DATA LISTING:
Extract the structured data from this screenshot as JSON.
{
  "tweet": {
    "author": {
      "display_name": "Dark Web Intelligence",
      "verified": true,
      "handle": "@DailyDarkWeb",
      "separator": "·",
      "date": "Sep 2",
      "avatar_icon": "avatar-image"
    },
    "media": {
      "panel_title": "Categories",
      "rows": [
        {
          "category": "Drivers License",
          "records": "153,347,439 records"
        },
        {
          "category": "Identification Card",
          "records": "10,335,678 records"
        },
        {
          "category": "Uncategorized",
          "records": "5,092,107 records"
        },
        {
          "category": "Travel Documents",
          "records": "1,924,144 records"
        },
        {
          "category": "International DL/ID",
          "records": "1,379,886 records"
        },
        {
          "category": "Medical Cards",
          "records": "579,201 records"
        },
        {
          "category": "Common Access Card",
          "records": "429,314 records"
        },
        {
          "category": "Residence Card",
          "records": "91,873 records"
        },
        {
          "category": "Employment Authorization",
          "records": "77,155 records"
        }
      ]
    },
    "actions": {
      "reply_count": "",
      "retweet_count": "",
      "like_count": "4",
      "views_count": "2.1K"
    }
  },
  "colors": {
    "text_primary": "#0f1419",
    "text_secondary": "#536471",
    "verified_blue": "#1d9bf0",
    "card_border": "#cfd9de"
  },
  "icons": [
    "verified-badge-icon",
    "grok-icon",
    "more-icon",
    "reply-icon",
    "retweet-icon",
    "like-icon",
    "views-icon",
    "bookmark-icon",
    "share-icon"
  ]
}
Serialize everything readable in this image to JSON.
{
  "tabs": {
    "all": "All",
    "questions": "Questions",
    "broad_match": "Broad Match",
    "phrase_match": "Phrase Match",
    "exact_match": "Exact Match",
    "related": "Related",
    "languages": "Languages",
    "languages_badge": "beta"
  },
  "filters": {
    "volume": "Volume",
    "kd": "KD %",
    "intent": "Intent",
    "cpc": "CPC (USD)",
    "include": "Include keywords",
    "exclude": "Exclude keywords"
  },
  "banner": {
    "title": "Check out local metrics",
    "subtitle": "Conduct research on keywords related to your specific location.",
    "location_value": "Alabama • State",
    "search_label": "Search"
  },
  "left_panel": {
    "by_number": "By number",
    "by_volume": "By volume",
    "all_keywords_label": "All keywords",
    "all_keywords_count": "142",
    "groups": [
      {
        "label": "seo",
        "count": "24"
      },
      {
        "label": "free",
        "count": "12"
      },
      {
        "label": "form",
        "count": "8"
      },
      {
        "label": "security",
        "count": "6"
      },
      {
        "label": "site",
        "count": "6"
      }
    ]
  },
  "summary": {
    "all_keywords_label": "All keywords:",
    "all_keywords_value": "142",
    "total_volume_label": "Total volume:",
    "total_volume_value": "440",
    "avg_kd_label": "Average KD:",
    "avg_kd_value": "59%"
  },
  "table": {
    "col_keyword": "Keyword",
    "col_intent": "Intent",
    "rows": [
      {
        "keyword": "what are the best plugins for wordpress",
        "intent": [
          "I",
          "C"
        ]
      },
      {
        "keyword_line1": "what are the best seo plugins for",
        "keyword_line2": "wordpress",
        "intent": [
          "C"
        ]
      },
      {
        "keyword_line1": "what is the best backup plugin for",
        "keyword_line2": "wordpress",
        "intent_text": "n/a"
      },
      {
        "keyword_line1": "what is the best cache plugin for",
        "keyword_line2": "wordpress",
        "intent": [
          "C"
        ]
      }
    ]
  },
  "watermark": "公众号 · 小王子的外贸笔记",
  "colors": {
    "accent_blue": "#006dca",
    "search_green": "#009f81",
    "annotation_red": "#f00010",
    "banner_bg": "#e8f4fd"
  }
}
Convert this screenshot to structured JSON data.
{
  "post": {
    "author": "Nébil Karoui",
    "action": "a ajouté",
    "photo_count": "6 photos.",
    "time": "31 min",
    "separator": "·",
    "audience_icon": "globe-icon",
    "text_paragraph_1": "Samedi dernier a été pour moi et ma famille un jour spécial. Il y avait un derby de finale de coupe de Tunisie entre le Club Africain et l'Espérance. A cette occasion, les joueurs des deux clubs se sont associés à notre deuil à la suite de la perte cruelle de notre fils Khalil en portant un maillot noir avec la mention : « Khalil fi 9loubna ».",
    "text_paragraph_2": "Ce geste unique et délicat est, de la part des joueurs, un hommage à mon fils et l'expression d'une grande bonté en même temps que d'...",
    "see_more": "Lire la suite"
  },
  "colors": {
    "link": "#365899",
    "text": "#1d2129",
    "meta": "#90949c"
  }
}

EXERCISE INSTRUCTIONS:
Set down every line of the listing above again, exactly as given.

EXERCISE ANSWER:
Extract the structured data from this screenshot as JSON.
{
  "tweet": {
    "author": {
      "display_name": "Dark Web Intelligence",
      "verified": true,
      "handle": "@DailyDarkWeb",
      "separator": "·",
      "date": "Sep 2",
      "avatar_icon": "avatar-image"
    },
    "media": {
      "panel_title": "Categories",
      "rows": [
        {
          "category": "Drivers License",
          "records": "153,347,439 records"
        },
        {
          "category": "Identification Card",
          "records": "10,335,678 records"
        },
        {
          "category": "Uncategorized",
          "records": "5,092,107 records"
        },
        {
          "category": "Travel Documents",
          "records": "1,924,144 records"
        },
        {
          "category": "International DL/ID",
          "records": "1,379,886 records"
        },
        {
          "category": "Medical Cards",
          "records": "579,201 records"
        },
        {
          "category": "Common Access Card",
          "records": "429,314 records"
        },
        {
          "category": "Residence Card",
          "records": "91,873 records"
        },
        {
          "category": "Employment Authorization",
          "records": "77,155 records"
        }
      ]
    },
    "actions": {
      "reply_count": "",
      "retweet_count": "",
      "like_count": "4",
      "views_count": "2.1K"
    }
  },
  "colors": {
    "text_primary": "#0f1419",
    "text_secondary": "#536471",
    "verified_blue": "#1d9bf0",
    "card_border": "#cfd9de"
  },
  "icons": [
    "verified-badge-icon",
    "grok-icon",
    "more-icon",
    "reply-icon",
    "retweet-icon",
    "like-icon",
    "views-icon",
    "bookmark-icon",
    "share-icon"
  ]
}
Serialize everything readable in this image to JSON.
{
  "tabs": {
    "all": "All",
    "questions": "Questions",
    "broad_match": "Broad Match",
    "phrase_match": "Phrase Match",
    "exact_match": "Exact Match",
    "related": "Related",
    "languages": "Languages",
    "languages_badge": "beta"
  },
  "filters": {
    "volume": "Volume",
    "kd": "KD %",
    "intent": "Intent",
    "cpc": "CPC (USD)",
    "include": "Include keywords",
    "exclude": "Exclude keywords"
  },
  "banner": {
    "title": "Check out local metrics",
    "subtitle": "Conduct research on keywords related to your specific location.",
    "location_value": "Alabama • State",
    "search_label": "Search"
  },
  "left_panel": {
    "by_number": "By number",
    "by_volume": "By volume",
    "all_keywords_label": "All keywords",
    "all_keywords_count": "142",
    "groups": [
      {
        "label": "seo",
        "count": "24"
      },
      {
        "label": "free",
        "count": "12"
      },
      {
        "label": "form",
        "count": "8"
      },
      {
        "label": "security",
        "count": "6"
      },
      {
        "label": "site",
        "count": "6"
      }
    ]
  },
  "summary": {
    "all_keywords_label": "All keywords:",
    "all_keywords_value": "142",
    "total_volume_label": "Total volume:",
    "total_volume_value": "440",
    "avg_kd_label": "Average KD:",
    "avg_kd_value": "59%"
  },
  "table": {
    "col_keyword": "Keyword",
    "col_intent": "Intent",
    "rows": [
      {
        "keyword": "what are the best plugins for wordpress",
        "intent": [
          "I",
          "C"
        ]
      },
      {
        "keyword_line1": "what are the best seo plugins for",
        "keyword_line2": "wordpress",
        "intent": [
          "C"
        ]
      },
      {
        "keyword_line1": "what is the best backup plugin for",
        "keyword_line2": "wordpress",
        "intent_text": "n/a"
      },
      {
        "keyword_line1": "what is the best cache plugin for",
        "keyword_line2": "wordpress",
        "intent": [
          "C"
        ]
      }
    ]
  },
  "watermark": "公众号 · 小王子的外贸笔记",
  "colors": {
    "accent_blue": "#006dca",
    "search_green": "#009f81",
    "annotation_red": "#f00010",
    "banner_bg": "#e8f4fd"
  }
}
Convert this screenshot to structured JSON data.
{
  "post": {
    "author": "Nébil Karoui",
    "action": "a ajouté",
    "photo_count": "6 photos.",
    "time": "31 min",
    "separator": "·",
    "audience_icon": "globe-icon",
    "text_paragraph_1": "Samedi dernier a été pour moi et ma famille un jour spécial. Il y avait un derby de finale de coupe de Tunisie entre le Club Africain et l'Espérance. A cette occasion, les joueurs des deux clubs se sont associés à notre deuil à la suite de la perte cruelle de notre fils Khalil en portant un maillot noir avec la mention : « Khalil fi 9loubna ».",
    "text_paragraph_2": "Ce geste unique et délicat est, de la part des joueurs, un hommage à mon fils et l'expression d'une grande bonté en même temps que d'...",
    "see_more": "Lire la suite"
  },
  "colors": {
    "link": "#365899",
    "text": "#1d2129",
    "meta": "#90949c"
  }
}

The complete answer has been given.